He missed a couple points I think.
1. He discusses the popularity with chains. This results from a couple things about familiarity. People visiting the city have been shaped by the restaurant and food culture that is offered to them where they live, that's mostly chain restaurants, and they seek familiar places to eat when they travel elsewhere. (The "foodie" culture and the cultural tourism segment of the tourist market are still small segments of the consumer market.)
2. He does discuss a bit that DC was never an industrial city and so it never attracted the massive groups of immigrants that settled down in particular neighborhoods for generations ("Chinatown," "Little Italy" etc.) anchoring immigrant cuisines and food culture. DC did have immigrant neighborhoods, but the pull of suburbia was so strong, especially with the introduction of school integration and then the impact of the riots, that these neighborhoods changed very rapidly, and loss their ethnicity.
3. He attributes Baltimore's seafood cuisine heritage from the Chesapeake but doesn't really recognize that the old working class DC had a similar heritage, with seafood and oyster houses throughout the city. The seafood restaurants on Maine Avenue SW were a big tourist draw.
4. The restaurants appealing to "Washington as a Federal City," from Duke Zieberts to Harvey's how their cuisines were ordinary, and didn't last, but didn't foster creativity while they were at their peak.
5. He mentions neighborhoods like Bloomingdale and Petworth developing new and interesting food options.

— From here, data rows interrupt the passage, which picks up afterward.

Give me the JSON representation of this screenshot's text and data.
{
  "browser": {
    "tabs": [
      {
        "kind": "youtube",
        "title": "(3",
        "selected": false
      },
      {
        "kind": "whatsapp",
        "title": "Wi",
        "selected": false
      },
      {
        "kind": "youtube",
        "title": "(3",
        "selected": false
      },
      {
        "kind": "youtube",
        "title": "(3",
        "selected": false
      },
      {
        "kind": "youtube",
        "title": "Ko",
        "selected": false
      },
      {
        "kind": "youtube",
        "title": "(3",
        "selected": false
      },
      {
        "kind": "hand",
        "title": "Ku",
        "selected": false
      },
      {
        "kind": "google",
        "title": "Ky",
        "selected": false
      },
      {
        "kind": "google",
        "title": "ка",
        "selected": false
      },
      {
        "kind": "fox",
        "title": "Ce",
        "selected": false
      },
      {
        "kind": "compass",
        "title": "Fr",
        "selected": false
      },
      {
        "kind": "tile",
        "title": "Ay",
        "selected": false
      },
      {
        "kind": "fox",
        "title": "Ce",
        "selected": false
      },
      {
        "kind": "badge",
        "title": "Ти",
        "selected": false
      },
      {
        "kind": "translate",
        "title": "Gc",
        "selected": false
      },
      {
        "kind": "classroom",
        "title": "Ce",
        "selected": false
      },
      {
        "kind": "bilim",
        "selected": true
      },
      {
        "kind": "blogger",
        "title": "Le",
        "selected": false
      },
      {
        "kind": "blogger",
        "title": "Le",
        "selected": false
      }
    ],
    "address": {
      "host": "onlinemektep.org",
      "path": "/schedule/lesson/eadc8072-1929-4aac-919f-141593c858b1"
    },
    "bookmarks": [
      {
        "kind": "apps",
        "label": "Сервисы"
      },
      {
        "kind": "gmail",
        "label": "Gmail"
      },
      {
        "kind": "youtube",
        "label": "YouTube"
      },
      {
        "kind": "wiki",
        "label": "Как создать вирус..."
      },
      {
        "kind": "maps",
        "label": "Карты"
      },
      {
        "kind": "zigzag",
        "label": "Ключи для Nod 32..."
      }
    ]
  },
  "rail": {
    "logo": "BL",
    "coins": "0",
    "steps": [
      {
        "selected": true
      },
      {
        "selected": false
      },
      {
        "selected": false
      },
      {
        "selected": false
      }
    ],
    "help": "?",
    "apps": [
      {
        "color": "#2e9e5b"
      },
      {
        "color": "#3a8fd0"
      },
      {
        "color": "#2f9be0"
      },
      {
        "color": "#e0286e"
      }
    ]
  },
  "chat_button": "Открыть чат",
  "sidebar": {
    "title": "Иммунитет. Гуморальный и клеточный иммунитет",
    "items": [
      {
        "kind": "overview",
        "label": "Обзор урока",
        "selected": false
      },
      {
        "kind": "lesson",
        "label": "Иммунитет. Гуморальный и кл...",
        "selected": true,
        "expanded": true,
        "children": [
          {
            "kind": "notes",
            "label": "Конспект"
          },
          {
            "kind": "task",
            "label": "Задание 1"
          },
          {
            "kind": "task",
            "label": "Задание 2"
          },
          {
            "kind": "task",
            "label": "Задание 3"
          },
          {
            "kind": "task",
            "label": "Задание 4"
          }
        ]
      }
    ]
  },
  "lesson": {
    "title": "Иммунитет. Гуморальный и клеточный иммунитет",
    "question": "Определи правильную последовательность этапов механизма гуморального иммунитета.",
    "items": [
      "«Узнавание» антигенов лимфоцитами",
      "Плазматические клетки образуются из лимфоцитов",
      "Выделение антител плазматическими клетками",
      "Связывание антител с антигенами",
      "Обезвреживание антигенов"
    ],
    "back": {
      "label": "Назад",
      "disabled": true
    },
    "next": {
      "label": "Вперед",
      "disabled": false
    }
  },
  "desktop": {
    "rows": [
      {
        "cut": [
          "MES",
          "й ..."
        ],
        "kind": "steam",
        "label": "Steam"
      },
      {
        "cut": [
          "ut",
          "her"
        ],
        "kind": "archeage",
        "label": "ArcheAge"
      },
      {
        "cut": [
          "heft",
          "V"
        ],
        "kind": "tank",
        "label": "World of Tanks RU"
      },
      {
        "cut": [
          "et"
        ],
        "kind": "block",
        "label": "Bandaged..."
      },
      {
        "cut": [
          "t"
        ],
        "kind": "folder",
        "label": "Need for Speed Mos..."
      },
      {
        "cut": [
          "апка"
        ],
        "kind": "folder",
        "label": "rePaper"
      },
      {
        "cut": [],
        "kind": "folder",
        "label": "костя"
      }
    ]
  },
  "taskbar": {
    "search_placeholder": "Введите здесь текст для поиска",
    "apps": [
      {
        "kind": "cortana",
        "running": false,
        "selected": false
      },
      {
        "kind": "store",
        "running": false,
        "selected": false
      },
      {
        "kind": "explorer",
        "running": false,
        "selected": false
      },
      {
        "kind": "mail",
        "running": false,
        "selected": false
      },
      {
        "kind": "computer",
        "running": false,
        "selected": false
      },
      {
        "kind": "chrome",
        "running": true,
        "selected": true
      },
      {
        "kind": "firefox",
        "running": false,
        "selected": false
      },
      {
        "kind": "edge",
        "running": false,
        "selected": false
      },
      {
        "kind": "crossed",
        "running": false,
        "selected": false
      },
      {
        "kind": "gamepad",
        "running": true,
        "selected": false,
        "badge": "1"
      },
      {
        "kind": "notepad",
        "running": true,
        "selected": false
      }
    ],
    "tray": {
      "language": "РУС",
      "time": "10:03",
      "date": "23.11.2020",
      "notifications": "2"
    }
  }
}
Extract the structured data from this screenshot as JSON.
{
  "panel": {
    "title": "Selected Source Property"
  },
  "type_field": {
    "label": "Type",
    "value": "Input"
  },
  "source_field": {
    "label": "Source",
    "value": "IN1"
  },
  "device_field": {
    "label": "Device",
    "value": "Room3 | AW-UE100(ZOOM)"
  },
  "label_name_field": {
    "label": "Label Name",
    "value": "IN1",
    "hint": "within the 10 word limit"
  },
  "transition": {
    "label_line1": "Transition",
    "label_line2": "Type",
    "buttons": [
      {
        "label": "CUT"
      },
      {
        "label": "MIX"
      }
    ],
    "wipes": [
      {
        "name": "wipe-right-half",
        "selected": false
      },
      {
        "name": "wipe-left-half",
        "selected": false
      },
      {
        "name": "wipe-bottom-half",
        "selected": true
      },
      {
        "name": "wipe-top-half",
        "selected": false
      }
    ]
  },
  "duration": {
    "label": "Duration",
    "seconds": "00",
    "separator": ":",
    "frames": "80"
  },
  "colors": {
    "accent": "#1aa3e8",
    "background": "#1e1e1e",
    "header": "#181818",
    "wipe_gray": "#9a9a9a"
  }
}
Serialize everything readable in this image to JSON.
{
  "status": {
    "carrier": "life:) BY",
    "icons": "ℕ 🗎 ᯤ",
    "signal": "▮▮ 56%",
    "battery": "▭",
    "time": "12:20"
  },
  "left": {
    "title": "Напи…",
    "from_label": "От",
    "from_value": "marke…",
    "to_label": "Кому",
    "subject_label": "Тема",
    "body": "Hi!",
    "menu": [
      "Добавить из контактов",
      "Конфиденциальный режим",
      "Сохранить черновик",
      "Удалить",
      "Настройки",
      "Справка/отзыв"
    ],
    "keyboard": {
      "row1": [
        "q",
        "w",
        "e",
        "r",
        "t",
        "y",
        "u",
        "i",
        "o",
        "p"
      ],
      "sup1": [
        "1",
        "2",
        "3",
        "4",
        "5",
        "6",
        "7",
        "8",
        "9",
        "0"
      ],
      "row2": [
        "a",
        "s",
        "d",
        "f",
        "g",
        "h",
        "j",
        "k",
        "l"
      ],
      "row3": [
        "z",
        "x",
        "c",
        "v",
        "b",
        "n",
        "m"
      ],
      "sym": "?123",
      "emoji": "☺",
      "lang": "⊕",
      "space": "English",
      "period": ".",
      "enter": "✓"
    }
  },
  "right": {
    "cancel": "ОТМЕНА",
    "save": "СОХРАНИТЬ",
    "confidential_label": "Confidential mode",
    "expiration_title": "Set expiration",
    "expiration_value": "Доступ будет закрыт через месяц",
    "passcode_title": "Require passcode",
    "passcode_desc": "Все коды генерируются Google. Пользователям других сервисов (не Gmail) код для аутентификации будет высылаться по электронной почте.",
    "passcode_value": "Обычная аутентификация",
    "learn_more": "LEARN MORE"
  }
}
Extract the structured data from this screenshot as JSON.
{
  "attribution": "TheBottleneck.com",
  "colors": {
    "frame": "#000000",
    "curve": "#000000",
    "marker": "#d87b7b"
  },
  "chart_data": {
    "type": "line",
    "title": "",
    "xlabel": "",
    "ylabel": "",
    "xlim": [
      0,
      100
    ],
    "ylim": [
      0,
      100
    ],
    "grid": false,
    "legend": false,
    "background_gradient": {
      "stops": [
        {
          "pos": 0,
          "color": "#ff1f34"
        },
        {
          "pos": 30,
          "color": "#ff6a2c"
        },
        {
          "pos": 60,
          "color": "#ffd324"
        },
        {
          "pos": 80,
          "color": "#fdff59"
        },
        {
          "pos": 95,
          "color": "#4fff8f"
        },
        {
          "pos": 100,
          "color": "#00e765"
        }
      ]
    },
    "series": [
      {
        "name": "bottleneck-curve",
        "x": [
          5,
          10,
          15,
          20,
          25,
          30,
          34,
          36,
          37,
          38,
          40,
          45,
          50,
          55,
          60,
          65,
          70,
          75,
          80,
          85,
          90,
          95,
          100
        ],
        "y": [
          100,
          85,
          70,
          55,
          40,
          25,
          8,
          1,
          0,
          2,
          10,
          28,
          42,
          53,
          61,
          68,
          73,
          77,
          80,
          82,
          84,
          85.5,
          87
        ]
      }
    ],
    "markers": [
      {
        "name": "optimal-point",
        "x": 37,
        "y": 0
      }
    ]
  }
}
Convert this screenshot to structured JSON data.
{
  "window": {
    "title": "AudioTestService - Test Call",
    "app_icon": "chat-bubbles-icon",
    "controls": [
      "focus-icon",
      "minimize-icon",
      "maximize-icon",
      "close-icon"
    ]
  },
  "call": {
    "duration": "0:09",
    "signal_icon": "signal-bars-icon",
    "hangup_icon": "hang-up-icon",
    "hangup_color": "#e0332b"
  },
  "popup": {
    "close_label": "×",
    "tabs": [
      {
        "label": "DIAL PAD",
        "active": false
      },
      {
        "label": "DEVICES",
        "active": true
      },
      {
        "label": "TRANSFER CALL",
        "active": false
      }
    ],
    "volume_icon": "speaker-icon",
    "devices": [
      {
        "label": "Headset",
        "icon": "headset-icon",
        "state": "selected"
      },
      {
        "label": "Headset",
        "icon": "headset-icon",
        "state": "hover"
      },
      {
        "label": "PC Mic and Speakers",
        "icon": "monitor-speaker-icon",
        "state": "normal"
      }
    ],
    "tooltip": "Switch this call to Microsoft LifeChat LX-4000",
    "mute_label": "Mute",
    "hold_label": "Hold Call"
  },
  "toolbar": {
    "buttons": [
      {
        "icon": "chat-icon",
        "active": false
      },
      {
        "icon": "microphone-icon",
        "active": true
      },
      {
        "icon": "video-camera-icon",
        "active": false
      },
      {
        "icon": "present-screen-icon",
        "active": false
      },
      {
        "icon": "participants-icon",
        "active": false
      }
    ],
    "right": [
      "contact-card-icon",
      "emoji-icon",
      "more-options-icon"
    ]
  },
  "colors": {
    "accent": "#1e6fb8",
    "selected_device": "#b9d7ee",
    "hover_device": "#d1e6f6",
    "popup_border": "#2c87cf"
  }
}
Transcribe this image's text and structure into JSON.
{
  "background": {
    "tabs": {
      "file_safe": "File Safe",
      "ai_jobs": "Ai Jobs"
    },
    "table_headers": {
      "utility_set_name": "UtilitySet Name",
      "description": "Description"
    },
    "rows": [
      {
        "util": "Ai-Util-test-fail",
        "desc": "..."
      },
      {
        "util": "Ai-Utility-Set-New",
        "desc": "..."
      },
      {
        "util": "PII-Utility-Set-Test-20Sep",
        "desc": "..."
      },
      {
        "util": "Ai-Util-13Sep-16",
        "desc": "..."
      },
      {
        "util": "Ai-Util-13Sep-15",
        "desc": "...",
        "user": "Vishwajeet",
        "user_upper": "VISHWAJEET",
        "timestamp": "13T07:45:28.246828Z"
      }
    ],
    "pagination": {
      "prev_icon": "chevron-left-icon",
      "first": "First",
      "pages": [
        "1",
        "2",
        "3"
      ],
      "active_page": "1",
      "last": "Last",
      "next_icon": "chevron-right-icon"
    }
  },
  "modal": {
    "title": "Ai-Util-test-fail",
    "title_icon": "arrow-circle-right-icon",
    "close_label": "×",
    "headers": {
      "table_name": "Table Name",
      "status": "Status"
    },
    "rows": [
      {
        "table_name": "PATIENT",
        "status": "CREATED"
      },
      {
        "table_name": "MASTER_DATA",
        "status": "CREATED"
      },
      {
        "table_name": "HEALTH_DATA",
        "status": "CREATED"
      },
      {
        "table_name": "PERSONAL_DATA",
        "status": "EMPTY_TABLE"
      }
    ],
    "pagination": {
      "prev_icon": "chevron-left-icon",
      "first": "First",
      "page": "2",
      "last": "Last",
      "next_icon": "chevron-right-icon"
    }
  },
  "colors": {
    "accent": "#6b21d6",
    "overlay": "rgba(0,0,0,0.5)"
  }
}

But I think this is happening because the neighborhoods are experiencing not just resident turnover--part of the static nature of the food and restaurant culture in the city comes from population stability and decline not providing enough customer support to open and maintain restaurants--but also adding new and younger residents because of the addition of multiunit housing in commercial corridors such as at the Petworth Metro on Georgia Avenue, in Greater Capitol Hill such as on the Riverfront, on H Street NE, on U and 14th Streets in Dupont Circle and Columbia Heights, etc.
As more neighborhoods achieve a critical mass of new residents and residents eating out but also cooking at home (this is still a wild card), it becomes easier to support specialty restaurants at the neighborhood level--Domku in Petworth is still one of the most "original" restaurants in the city at this juncture--and maybe even markets, although markets are more likely to be successfully offered as an element of a restaurant.
6. Mumbo sauce notwithstanding ("Mumbo sauce: The flavor of Washington 'that isn't'" from 2011 and "Mumbo sauce gets gentrified" from 2013 in the Post), another indicator of the previously static population dynamics and the lower incomes of residents was the strong presence of carryouts throughout the city. This is also an indicator perhaps of an inability or unwillingness to cook. If you can't cook, you're not going to be patronizing specialty markets and butchers.
The carryout genre could have been another story in a food issue package as well.
Streets of Washington writer John De Ferrari is writing a book on Washington's restaurants and UMBC cultural studies professor and Takoma Park resident Warren Belasco aims to write a book on Washington's food culture also. He's already written two books on foodways, culture, and change, Appetite for Change: How the Counterculture Took on the Food Industry and Food: The Key Concepts.
It will be interesting to see what they contribute to our understanding of these issues.